Not All Appeals Are Equal

Every year the lawyer research and ranking company Chambers & Partners (sometimes mentioned as C&P herein) puts out a list of top appellate lawyers and firms (in a previous post I looked at some of the listed firms’ cert performance). Chambers uses a mix of qualitative and quantitative methodology to come up with its various…

How Gorsuch’s First Year Compares

In 1986 when Justice Scalia joined the Supreme Court, the bench looked quite different than it does today. In fact, none of the justices on that Court still sit on the Supreme Court as Scalia was the final holdout.  In 1986 the Court was composed of five justices who were predominately ideologically conservative and four…

An Opinion is Worth at Least 1,000 Words

Supreme Court opinions come in all different shapes and sizes.  Some are short and sweet, others are dense, long, and hard to follow.  Some reasons behind relative opinion length are obvious.  Even though the justices tend not to grant cases with facile solutions, certain cases are more complex and involve extensive fact patterns.  Along with…

The Interpretive Dance

In the Supreme Court’s first decision of the term, Hamer v. Neighborhood Housing Services of Chicago, Justice Ruth Bader Ginsburg cited language from the court’s 2010 decision in Magwood v. Patterson stipulating that “[w]e cannot replace the actual text with speculation as to Congress’ intent.” Indeed, as Justice Elena Kagan wrote in the 2015 decision Ross…

Slow & Steady

The Supreme Court is slowly plodding through the 2017 term. The court began the term at a historically sluggish pace, and although the justices have picked up the pace in certain areas, other signs point to the possibility that the court’s output this term will continue at the same rate. First, looking at the court’s…

BriefCatching 2017 Cert-Stage Filings

  Good writing quality is one of the greatest assets for attorneys practicing before any court.  While there is no universally accepted measure of good writing, software engineers are currently designing programs that measure writing quality in innovative and accurate ways.  In past, Empirical SCOTUS has employed off-the-shelf metrics for writing quality to compare filings…

When Opposites Attract Ideology Falls to the Wayside

Lots of noise is made about partisan and ideological divides on the Supreme Court.  There tends to be less hubbub surrounding instances when justices that traditionally divide ideologically, vote together.

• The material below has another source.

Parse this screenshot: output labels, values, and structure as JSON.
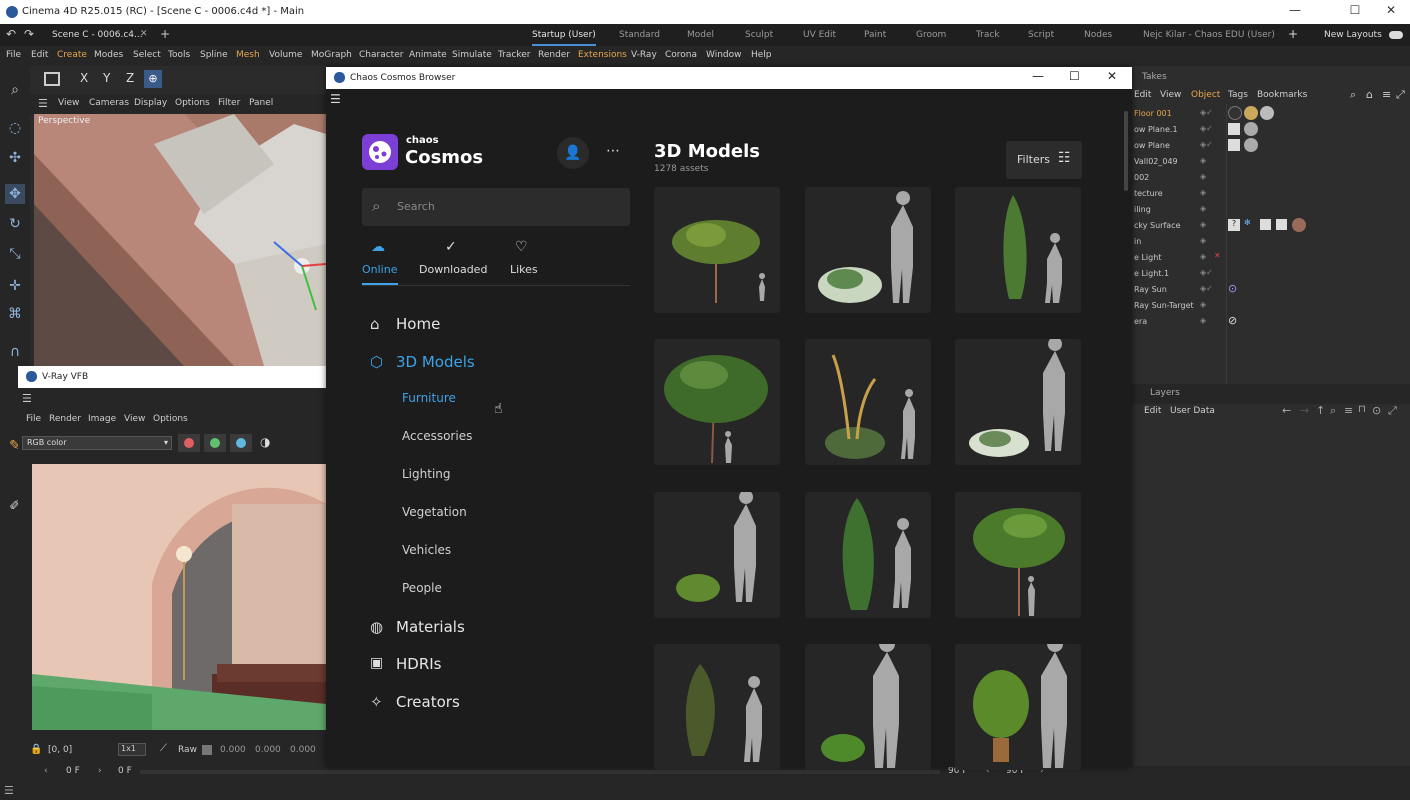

Such surprising coalitions formed in the majority and dissent for the Court’s decision in last week’s Patchak v. Zinke ruling.  Although this decision was met with only…

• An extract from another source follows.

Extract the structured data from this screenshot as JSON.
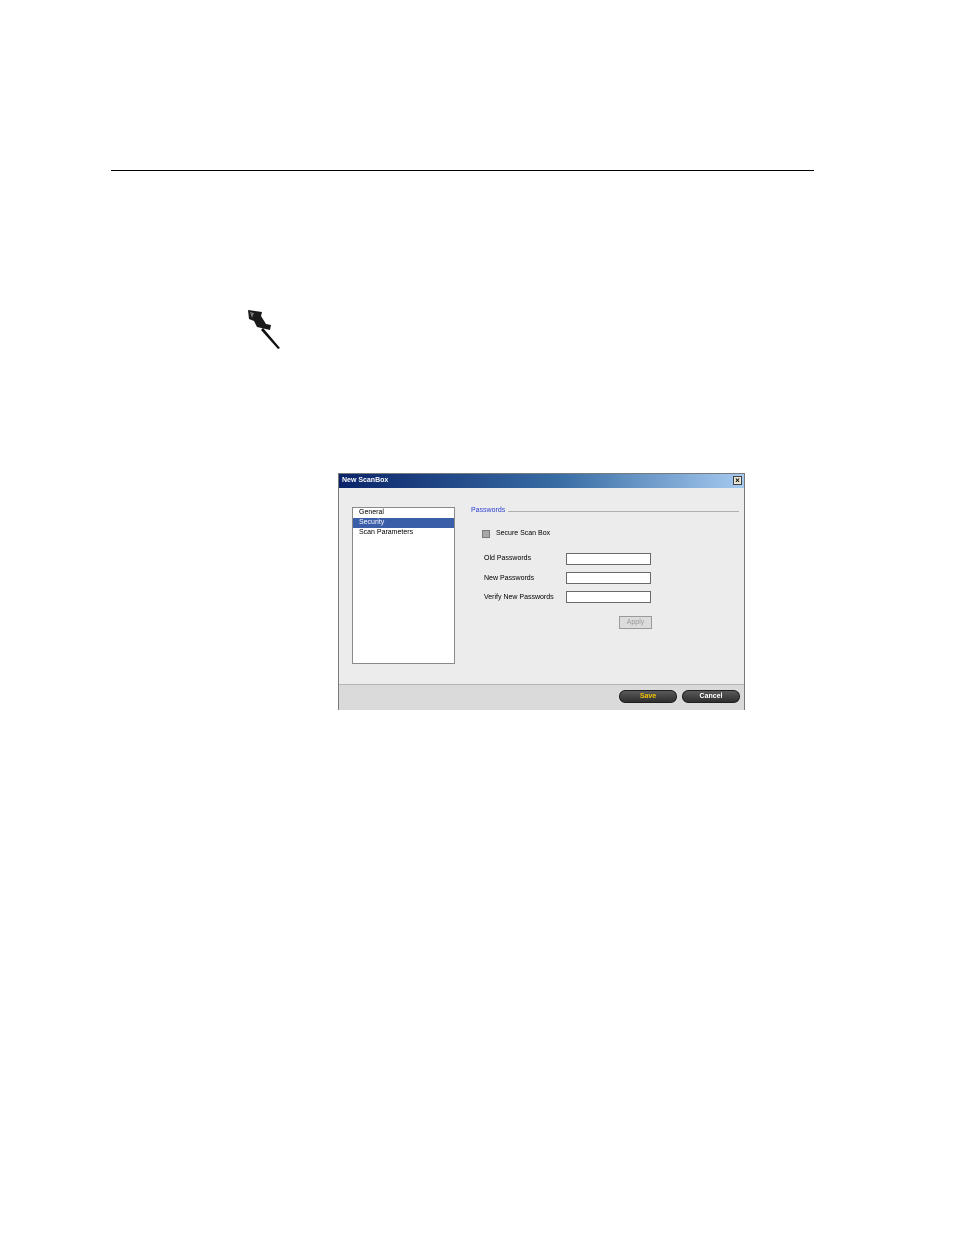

The Dissenting-est Dissenters on the Modern Court

The Court’s opinions have been sliced, diced, and dissected in various fashions over the years as scholars and practitioners look for overt and latent meanings in the Court’s texts.  An object of study has often been the dissenting opinion.  The dissent is an interesting point of focus because both because of its purpose and its…

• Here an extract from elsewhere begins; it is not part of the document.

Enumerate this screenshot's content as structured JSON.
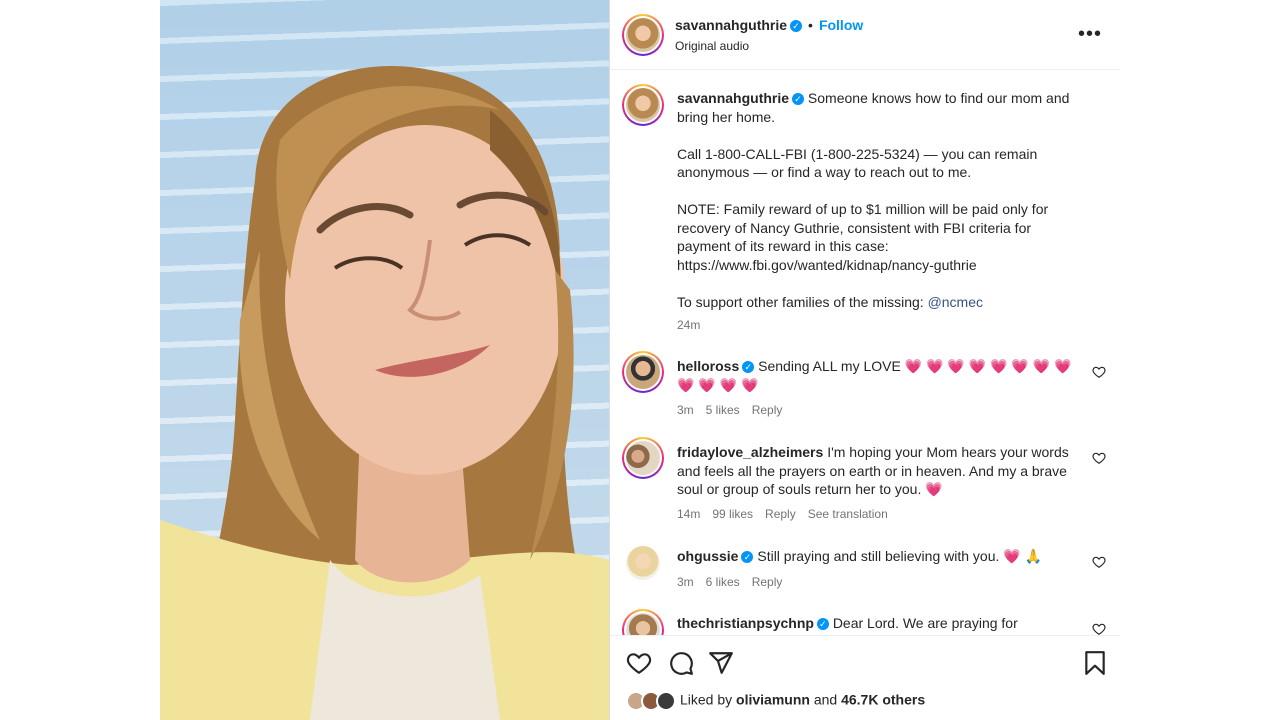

Amicus Policy Success in Impactful Supreme Court Decisions

Perhaps the biggest development in the modern Supreme Court alongside the great discretion the justices now have in dictating the cases they hear is the role of interest groups.  Over the past several decades the Supreme Court has increasingly become the forum for such groups and their attempts at persuasion; the object of persuasion being…

Supreme Court Movers and Shakers (Attorneys and Justices)

The consequences of certain decisions have repercussions far beyond those that affect the immediate cases.  While this is an indisputable aspect of decisions from courts of last resort, prognosticating the potential consequences of decisions is an art fraught with questionable inferences.  In a series of decisions the Supreme Court has a substantial policy impact. These…

A Chicken and Egg Problem

One of the more difficult questions facing Supreme Court scholars is trying to decipher the impact of the litigants. Given the secrecy with which the Supreme Court conducts the majority of its business, any effort towards understanding the decision making process is inevitably met with frustration.  The most recent insight we have into any of…

A Difference of Opinion

Since Chief Justice John Roberts joined the Supreme Court in 2005, several pairs of justices have had notable disagreements in multiple cases.  This is at least in part due to the justices’ polarity of viewpoints and interpretive methods.  It nonetheless creates clear divisions on the Court as the justices have hardened viewpoints on many substantive issues…